╭─ SUPPLIED MATERIAL
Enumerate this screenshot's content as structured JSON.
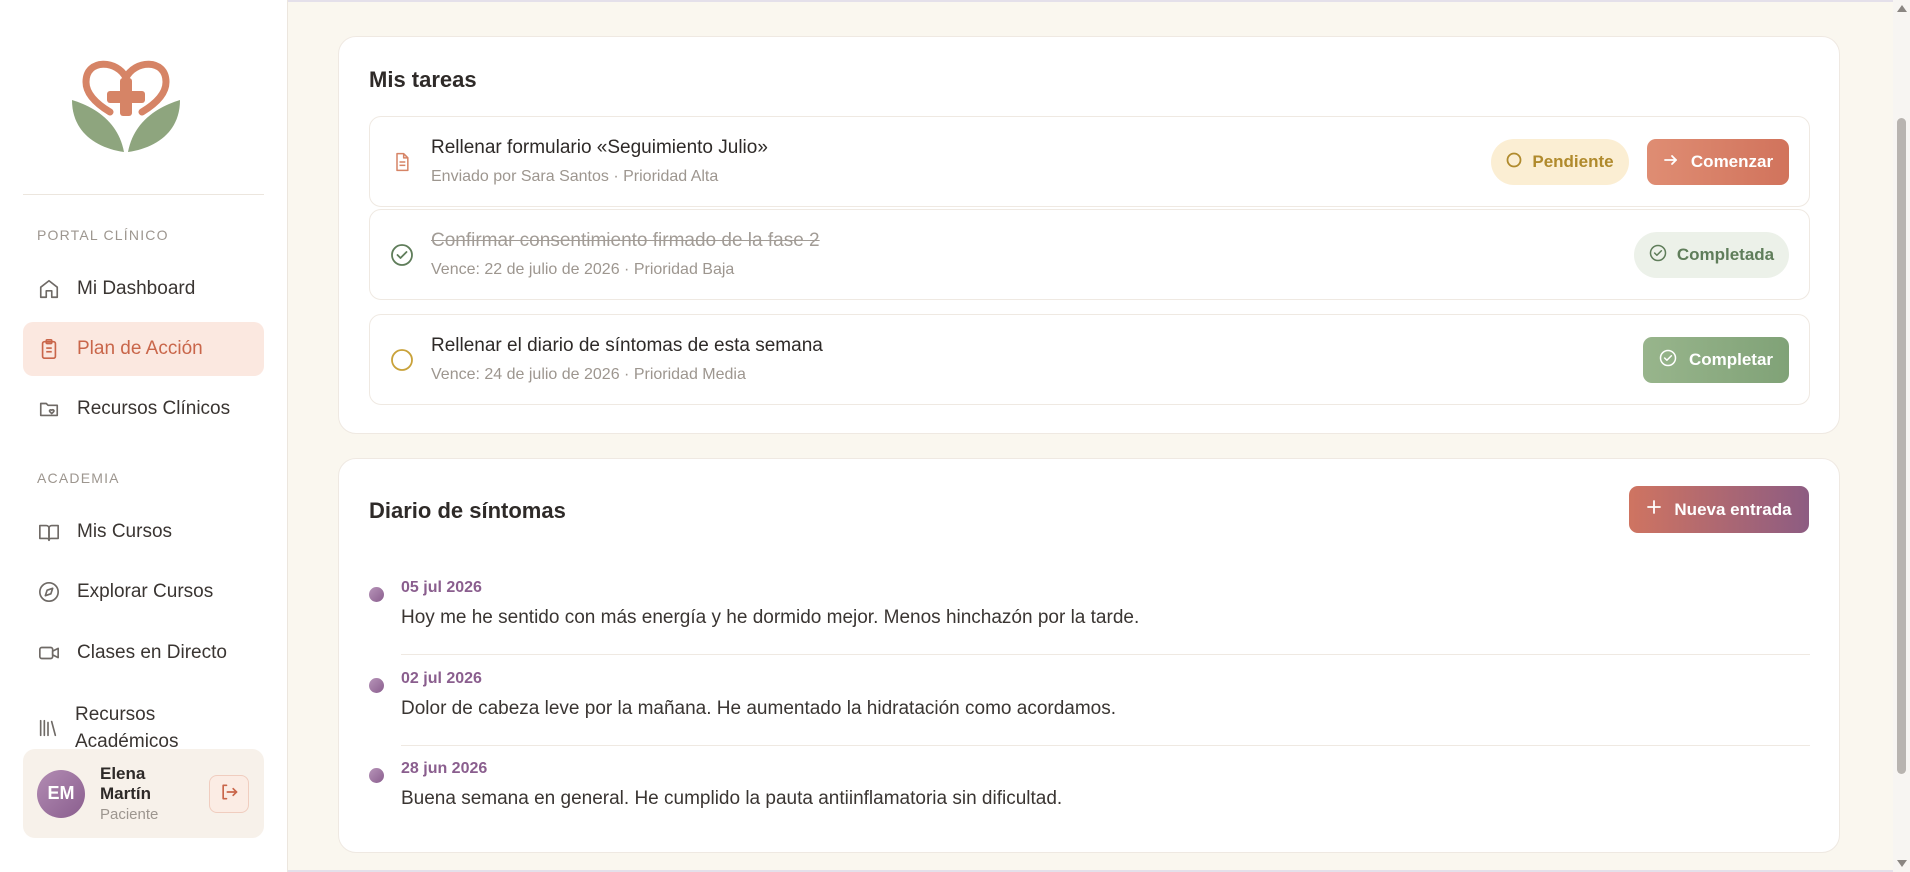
{
  "sidebar": {
    "sections": [
      {
        "title": "PORTAL CLÍNICO"
      },
      {
        "title": "ACADEMIA"
      }
    ],
    "items": [
      {
        "label": "Mi Dashboard",
        "icon": "home-icon"
      },
      {
        "label": "Plan de Acción",
        "icon": "clipboard-icon",
        "active": true
      },
      {
        "label": "Recursos Clínicos",
        "icon": "folder-heart-icon"
      },
      {
        "label": "Mis Cursos",
        "icon": "book-open-icon"
      },
      {
        "label": "Explorar Cursos",
        "icon": "compass-icon"
      },
      {
        "label": "Clases en Directo",
        "icon": "video-icon"
      },
      {
        "label": "Recursos Académicos",
        "icon": "library-icon"
      }
    ],
    "user": {
      "initials": "EM",
      "name": "Elena Martín",
      "role": "Paciente"
    }
  },
  "tasks": {
    "title": "Mis tareas",
    "items": [
      {
        "title": "Rellenar formulario «Seguimiento Julio»",
        "meta": "Enviado por Sara Santos · Prioridad Alta",
        "status_label": "Pendiente",
        "action_label": "Comenzar",
        "icon": "document-icon"
      },
      {
        "title": "Confirmar consentimiento firmado de la fase 2",
        "meta": "Vence: 22 de julio de 2026 · Prioridad Baja",
        "status_label": "Completada",
        "icon": "check-circle-icon"
      },
      {
        "title": "Rellenar el diario de síntomas de esta semana",
        "meta": "Vence: 24 de julio de 2026 · Prioridad Media",
        "action_label": "Completar",
        "icon": "circle-icon"
      }
    ]
  },
  "diary": {
    "title": "Diario de síntomas",
    "new_entry_label": "Nueva entrada",
    "entries": [
      {
        "date": "05 jul 2026",
        "text": "Hoy me he sentido con más energía y he dormido mejor. Menos hinchazón por la tarde."
      },
      {
        "date": "02 jul 2026",
        "text": "Dolor de cabeza leve por la mañana. He aumentado la hidratación como acordamos."
      },
      {
        "date": "28 jun 2026",
        "text": "Buena semana en general. He cumplido la pauta antiinflamatoria sin dificultad."
      }
    ]
  },
  "colors": {
    "accent": "#d1735c",
    "accent_bg": "#fbe8e0",
    "success": "#80a277",
    "pending": "#b08a2c",
    "purple": "#8a5e8e",
    "background": "#faf7ef"
  }
}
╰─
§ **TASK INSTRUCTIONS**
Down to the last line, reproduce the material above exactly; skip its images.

§ **RESULT OF THIS TASK**
Enumerate this screenshot's content as structured JSON.
{
  "sidebar": {
    "sections": [
      {
        "title": "PORTAL CLÍNICO"
      },
      {
        "title": "ACADEMIA"
      }
    ],
    "items": [
      {
        "label": "Mi Dashboard",
        "icon": "home-icon"
      },
      {
        "label": "Plan de Acción",
        "icon": "clipboard-icon",
        "active": true
      },
      {
        "label": "Recursos Clínicos",
        "icon": "folder-heart-icon"
      },
      {
        "label": "Mis Cursos",
        "icon": "book-open-icon"
      },
      {
        "label": "Explorar Cursos",
        "icon": "compass-icon"
      },
      {
        "label": "Clases en Directo",
        "icon": "video-icon"
      },
      {
        "label": "Recursos Académicos",
        "icon": "library-icon"
      }
    ],
    "user": {
      "initials": "EM",
      "name": "Elena Martín",
      "role": "Paciente"
    }
  },
  "tasks": {
    "title": "Mis tareas",
    "items": [
      {
        "title": "Rellenar formulario «Seguimiento Julio»",
        "meta": "Enviado por Sara Santos · Prioridad Alta",
        "status_label": "Pendiente",
        "action_label": "Comenzar",
        "icon": "document-icon"
      },
      {
        "title": "Confirmar consentimiento firmado de la fase 2",
        "meta": "Vence: 22 de julio de 2026 · Prioridad Baja",
        "status_label": "Completada",
        "icon": "check-circle-icon"
      },
      {
        "title": "Rellenar el diario de síntomas de esta semana",
        "meta": "Vence: 24 de julio de 2026 · Prioridad Media",
        "action_label": "Completar",
        "icon": "circle-icon"
      }
    ]
  },
  "diary": {
    "title": "Diario de síntomas",
    "new_entry_label": "Nueva entrada",
    "entries": [
      {
        "date": "05 jul 2026",
        "text": "Hoy me he sentido con más energía y he dormido mejor. Menos hinchazón por la tarde."
      },
      {
        "date": "02 jul 2026",
        "text": "Dolor de cabeza leve por la mañana. He aumentado la hidratación como acordamos."
      },
      {
        "date": "28 jun 2026",
        "text": "Buena semana en general. He cumplido la pauta antiinflamatoria sin dificultad."
      }
    ]
  },
  "colors": {
    "accent": "#d1735c",
    "accent_bg": "#fbe8e0",
    "success": "#80a277",
    "pending": "#b08a2c",
    "purple": "#8a5e8e",
    "background": "#faf7ef"
  }
}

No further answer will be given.